In "Cul De Sac" we encounter the singer after his brief, but dizzying brush with the world; weary, resigned, and in search of consolation. The quest for the Veedon Fleece has become a blind alley and that ideal place where "they don't care who you know as who you really are" is now as far away as the most distant star viewed through the giant reflecting telescope on Mount Palomar. The singer must come to terms with the imperfect world around him: "Relax yourself and take your rest," he advises for though the alley may lead to a dead end, it is paved with eiderdown, a lovely metaphor for sensual pleasure. Musically, "Cul De Sac" is a transcendent piece of pure soul with some electrifying interaction between the singer, pianist, and lead guitarist. It also contains Van's greatest recorded scream.
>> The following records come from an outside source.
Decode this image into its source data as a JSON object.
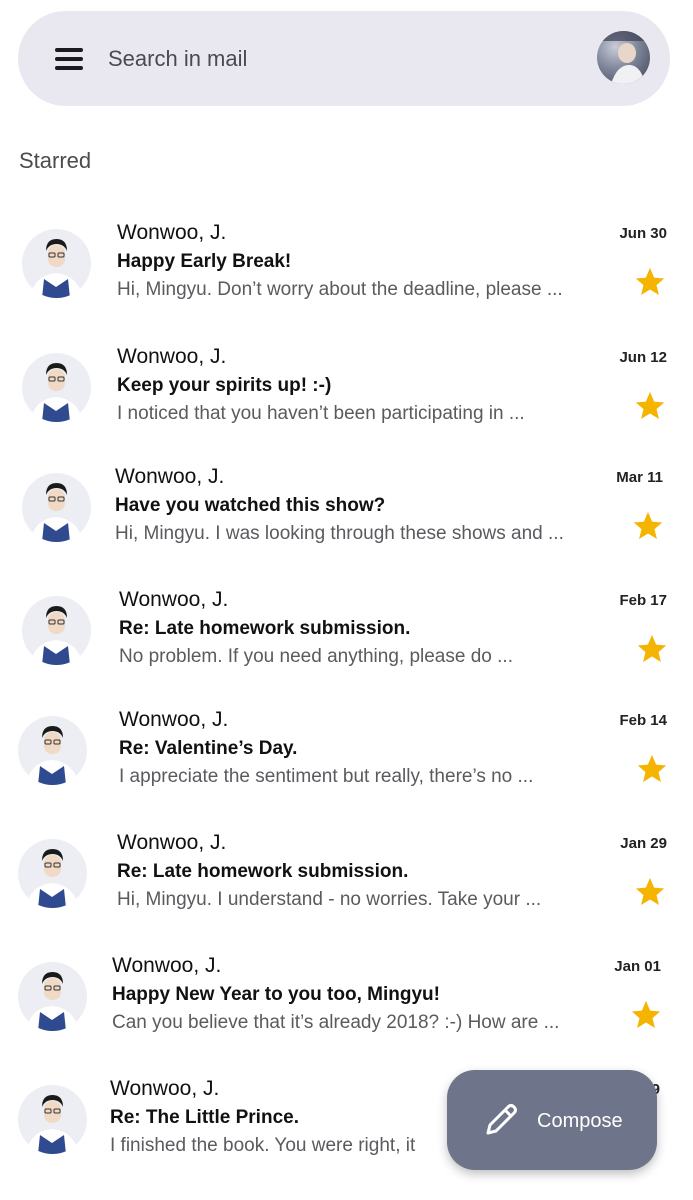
{
  "search": {
    "placeholder": "Search in mail"
  },
  "section": {
    "title": "Starred"
  },
  "emails": [
    {
      "sender": "Wonwoo, J.",
      "subject": "Happy Early Break!",
      "snippet": "Hi, Mingyu. Don’t worry about the deadline, please ...",
      "date": "Jun 30",
      "starred": true
    },
    {
      "sender": "Wonwoo, J.",
      "subject": "Keep your spirits up! :-)",
      "snippet": "I noticed that you haven’t been participating in ...",
      "date": "Jun 12",
      "starred": true
    },
    {
      "sender": "Wonwoo, J.",
      "subject": "Have you watched this show?",
      "snippet": "Hi, Mingyu. I was looking through these shows and ...",
      "date": "Mar 11",
      "starred": true
    },
    {
      "sender": "Wonwoo, J.",
      "subject": "Re: Late homework submission.",
      "snippet": "No problem. If you need anything, please do ...",
      "date": "Feb 17",
      "starred": true
    },
    {
      "sender": "Wonwoo, J.",
      "subject": "Re: Valentine’s Day.",
      "snippet": "I appreciate the sentiment but really, there’s no ...",
      "date": "Feb 14",
      "starred": true
    },
    {
      "sender": "Wonwoo, J.",
      "subject": "Re: Late homework submission.",
      "snippet": "Hi, Mingyu. I understand - no worries. Take your ...",
      "date": "Jan 29",
      "starred": true
    },
    {
      "sender": "Wonwoo, J.",
      "subject": "Happy New Year to you too, Mingyu!",
      "snippet": "Can you believe that it’s already 2018? :-) How are ...",
      "date": "Jan 01",
      "starred": true
    },
    {
      "sender": "Wonwoo, J.",
      "subject": "Re: The Little Prince.",
      "snippet": "I finished the book. You were right, it",
      "date": "9",
      "starred": false
    }
  ],
  "fab": {
    "label": "Compose",
    "icon": "pencil-icon"
  },
  "colors": {
    "search_bar": "#e9e8f0",
    "star": "#f5b400",
    "fab": "#6e7489"
  }
}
Veedon Fleece ends as quietly as it began. Two hushed acoustic numbers, "Comfort You" and "Come Here My Love," speak of love and nature as agents of healing, while the lovely "Country Fair" concludes the album with a tinge of nostalgia. The backing is gentle (acoustic bass, guitar, flute), vaporous, and mysterious (the humming of a distant choir, a droning sitar), its rhythmic pulse almost indiscernible. The pastoral bliss and innocence of "Fair Play" is viewed from a long way off: "We were too young to really know..."
Like many other so-called "rock" artists of the late 60's and early 70's, Morrison believed that blues and folk-based musical forms could convey ideas of significant intellectual complexity and subtlety, and he carried out his belief with a finesse unmatched by any of his peers. Drawing inspiration from rock, jazz, folk, blues, soul, C&W, R&B, literature, radio, drama, and religious texts, Veedon Fleece is one of the most ambitious albums ever made and one of the greatest: inexhaustible, eclectic, inspiring, beautifully performed, intellectually challenging, it remains the pinnacle of Morrison's art.
But no one noticed. Critics were indifferent while the general public yawned and got ready for the disco craze.